Growing up, I had the 2 most beautiful older sisters. They were always well-dressed, with perfect hair and make-up. I didn’t like to dress up or to do my hair—heck, I didn’t even like to brush my hair! (This is funny if you know me now, because I literally carry a hairbrush with me everywhere). I was very self-conscious of my looks and my weight. Being around my sisters, I always felt like the ugliest girl in the room. One thing I’ll never forget was the advice Mollie gave me. She once told me that “confidence is attractive.” It didn’t matter how insecure I felt inside, so long as I appeared confident. After she told me this, I basically took on the mentality, “Fake it til you make it,” and tried my best to appear confident.
Apparently, I was successful. Throughout my college years, people often described me as confident. A good friend once told me that I looked as though I “had it all together.” Seriously? Me? I certainly never felt like I had it all together. I felt like a mess! Just like everyone else! But that’s not how I appeared.
In my college Family Studies courses, I came across the findings of a brilliant researcher named Claudia Black, who devoted her life to studying children of alcoholics (otherwise known as COAs). She found that COAs learn to be independent and self-reliant at a young age. They learn to take care of themselves, because they worry that no one else will. Many COAs grow up thinking they are stronger because of what they had to endure. They—or I should say “we” because I’m one of them—tend to appear confident, put-together, and are overall controlling and unwilling to ask for help. There’s no doubt that I fall into this category. I’ve spent much of my life patting myself on the back for being so strong, so wise, so resilient. I like to be in control, and I’m never willing to rely on others to take care of something, when I can just take care of it myself.
Faith by definition is believing in, trusting, and relying on someone. Faith is inherently humble, because it means admitting that there is someone bigger and smarter than us. How can I be a person of strong faith and not be willing to ask for help? How can I say I love and trust God, and still act as though I can handle everything on my own? When my sister died, I wasn’t fine. I’m still not. But I wore a facade of confidence and self-reliance—a facade I’ve been wearing my whole life. I am afraid to let my emotions show because it means relinquishing control. It means allowing others to take care of me, when I usually boast of taking care of myself. And yet I know it says right there in Galatians 6:14: “But may I never boast except in the cross of our Lord Jesus Christ, through which the world has been crucified to me, and I to the world.” Boasting in the cross means willingly accepting the gift that Jesus gave us through His death and resurrection.
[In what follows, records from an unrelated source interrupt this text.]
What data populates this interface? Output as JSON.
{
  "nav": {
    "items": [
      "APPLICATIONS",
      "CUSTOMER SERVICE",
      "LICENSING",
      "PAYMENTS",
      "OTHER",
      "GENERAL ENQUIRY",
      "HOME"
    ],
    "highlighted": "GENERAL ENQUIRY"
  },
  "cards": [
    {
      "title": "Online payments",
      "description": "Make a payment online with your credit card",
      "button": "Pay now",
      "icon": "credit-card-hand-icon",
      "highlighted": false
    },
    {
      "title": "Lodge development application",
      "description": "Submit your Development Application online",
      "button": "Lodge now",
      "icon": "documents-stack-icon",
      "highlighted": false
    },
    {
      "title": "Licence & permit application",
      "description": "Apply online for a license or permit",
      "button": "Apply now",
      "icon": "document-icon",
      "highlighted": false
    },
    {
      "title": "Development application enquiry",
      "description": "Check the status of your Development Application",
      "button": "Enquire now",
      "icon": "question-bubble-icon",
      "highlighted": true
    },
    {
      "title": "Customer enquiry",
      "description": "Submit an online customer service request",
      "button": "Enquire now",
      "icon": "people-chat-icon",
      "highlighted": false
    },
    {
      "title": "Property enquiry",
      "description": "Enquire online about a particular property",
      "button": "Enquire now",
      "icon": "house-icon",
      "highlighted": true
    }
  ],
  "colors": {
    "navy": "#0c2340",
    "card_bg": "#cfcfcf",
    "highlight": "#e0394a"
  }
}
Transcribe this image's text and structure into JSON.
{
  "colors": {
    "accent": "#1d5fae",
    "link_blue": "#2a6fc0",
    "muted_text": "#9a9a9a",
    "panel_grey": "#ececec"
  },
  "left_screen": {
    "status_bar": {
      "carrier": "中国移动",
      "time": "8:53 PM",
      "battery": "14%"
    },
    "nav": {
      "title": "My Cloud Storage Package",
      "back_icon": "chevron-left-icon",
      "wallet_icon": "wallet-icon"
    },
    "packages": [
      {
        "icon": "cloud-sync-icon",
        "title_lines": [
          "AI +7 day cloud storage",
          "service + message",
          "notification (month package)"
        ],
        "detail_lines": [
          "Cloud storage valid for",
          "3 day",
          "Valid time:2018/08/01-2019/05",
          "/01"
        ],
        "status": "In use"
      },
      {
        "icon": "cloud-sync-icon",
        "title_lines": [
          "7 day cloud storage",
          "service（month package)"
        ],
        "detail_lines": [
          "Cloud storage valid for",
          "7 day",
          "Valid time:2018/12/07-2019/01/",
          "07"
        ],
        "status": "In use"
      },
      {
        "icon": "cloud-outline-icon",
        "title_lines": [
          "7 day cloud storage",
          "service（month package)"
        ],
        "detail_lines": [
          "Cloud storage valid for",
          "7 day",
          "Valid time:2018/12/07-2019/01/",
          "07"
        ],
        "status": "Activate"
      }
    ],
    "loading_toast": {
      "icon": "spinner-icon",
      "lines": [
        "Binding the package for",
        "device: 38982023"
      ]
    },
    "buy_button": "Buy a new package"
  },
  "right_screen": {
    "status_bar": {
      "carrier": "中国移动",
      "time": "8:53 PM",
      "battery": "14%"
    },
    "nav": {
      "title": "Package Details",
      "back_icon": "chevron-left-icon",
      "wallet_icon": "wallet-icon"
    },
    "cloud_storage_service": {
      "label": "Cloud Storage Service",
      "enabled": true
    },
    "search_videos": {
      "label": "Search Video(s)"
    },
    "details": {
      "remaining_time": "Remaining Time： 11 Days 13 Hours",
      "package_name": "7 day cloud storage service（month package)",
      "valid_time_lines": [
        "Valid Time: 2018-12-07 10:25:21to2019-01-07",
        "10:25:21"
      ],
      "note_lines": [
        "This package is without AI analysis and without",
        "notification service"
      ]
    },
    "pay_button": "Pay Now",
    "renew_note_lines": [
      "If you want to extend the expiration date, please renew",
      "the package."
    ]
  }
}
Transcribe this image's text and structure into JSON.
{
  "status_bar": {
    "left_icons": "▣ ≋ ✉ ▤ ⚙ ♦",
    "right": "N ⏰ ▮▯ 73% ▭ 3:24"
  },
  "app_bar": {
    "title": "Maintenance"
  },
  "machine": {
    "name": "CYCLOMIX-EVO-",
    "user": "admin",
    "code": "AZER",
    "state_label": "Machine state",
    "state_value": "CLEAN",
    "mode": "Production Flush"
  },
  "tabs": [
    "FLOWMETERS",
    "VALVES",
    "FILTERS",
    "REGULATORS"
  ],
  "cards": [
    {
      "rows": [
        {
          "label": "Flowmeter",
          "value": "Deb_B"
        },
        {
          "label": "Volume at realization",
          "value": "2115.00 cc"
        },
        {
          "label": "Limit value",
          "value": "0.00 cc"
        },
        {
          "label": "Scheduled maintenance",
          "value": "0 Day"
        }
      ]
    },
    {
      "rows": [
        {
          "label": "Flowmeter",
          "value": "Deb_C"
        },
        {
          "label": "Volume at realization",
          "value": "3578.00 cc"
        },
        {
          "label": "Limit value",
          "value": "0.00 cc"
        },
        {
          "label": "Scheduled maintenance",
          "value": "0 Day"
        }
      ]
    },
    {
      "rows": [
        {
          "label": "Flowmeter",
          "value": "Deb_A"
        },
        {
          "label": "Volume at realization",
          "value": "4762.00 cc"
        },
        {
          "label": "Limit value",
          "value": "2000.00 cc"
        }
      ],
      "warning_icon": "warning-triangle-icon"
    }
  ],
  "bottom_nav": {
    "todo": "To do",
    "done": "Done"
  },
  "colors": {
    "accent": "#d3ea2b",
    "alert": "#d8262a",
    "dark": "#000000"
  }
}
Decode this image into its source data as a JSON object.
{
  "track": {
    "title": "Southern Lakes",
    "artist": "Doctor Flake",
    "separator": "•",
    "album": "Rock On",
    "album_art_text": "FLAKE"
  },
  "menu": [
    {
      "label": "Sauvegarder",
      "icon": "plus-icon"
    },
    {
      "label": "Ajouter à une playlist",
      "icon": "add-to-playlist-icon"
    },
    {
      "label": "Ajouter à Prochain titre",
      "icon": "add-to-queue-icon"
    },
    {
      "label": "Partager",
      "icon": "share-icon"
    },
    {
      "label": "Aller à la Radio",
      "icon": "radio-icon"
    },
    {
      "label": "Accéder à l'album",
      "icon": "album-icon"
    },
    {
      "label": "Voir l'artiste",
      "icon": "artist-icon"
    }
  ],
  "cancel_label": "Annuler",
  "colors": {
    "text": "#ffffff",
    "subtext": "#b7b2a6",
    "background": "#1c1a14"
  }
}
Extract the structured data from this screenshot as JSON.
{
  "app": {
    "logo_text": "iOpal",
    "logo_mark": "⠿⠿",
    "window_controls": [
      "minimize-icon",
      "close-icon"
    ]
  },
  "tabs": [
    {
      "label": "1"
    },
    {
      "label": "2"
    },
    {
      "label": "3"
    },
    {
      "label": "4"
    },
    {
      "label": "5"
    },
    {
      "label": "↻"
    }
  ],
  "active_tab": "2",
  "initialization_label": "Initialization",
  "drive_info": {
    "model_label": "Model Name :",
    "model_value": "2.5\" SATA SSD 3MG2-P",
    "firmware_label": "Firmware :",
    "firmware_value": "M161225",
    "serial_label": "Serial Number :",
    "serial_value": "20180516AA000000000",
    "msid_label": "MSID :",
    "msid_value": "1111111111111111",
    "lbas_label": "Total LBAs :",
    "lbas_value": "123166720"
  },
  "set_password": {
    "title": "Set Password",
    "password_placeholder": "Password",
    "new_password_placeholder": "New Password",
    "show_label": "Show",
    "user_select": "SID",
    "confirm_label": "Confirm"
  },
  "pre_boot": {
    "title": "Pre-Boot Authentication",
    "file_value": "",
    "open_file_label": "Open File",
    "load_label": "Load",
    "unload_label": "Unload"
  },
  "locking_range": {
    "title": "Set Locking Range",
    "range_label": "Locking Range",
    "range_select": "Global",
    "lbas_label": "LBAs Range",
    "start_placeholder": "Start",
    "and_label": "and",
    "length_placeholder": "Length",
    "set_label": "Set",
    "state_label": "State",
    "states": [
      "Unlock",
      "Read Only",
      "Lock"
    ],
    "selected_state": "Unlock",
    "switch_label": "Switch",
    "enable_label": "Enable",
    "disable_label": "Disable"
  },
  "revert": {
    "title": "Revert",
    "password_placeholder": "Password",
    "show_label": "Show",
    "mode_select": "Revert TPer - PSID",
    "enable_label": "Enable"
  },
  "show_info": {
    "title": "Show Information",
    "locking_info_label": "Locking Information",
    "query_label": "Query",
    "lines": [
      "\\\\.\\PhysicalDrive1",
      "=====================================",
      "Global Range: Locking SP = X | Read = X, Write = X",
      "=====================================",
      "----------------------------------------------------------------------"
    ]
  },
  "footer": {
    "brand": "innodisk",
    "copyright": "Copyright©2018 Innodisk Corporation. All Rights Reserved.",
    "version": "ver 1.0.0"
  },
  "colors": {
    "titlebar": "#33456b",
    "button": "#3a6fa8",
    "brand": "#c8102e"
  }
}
It means that my cross—the addiction in my family—is too heavy for me to carry on my own, and I have to ask Jesus to help me with it.
Taking pride in the Wisconsin Badgers is not a sin. Being proud of the person God made me to be is also not a sin, so long as I recognize that my strengths are gifts from Him. The sin is in trying to control things that only God can control. The sin is believing that I don’t need to ask Him for help. The sin is thinking that I can earn my own salvation through hard work and good morals, when in actuality it was given to me through the grace of Jesus Christ, poured out through the blood and water which flowed from His wounds. To clarify, we don’t believe in faith alone. I must actually choose to accept that salvation, and, in doing so, live a life of discipleship in accord with Christian morality and beliefs. But any good thing I do, any positive impact I have on someone else, is made possible by the grace of God. Today, I am confident that Jesus will do great things with me. I am confident that He will take care of me, especially when I don’t want to be taken care of. Overall, I’m confident that He’ll give me the humility to boast only in Him.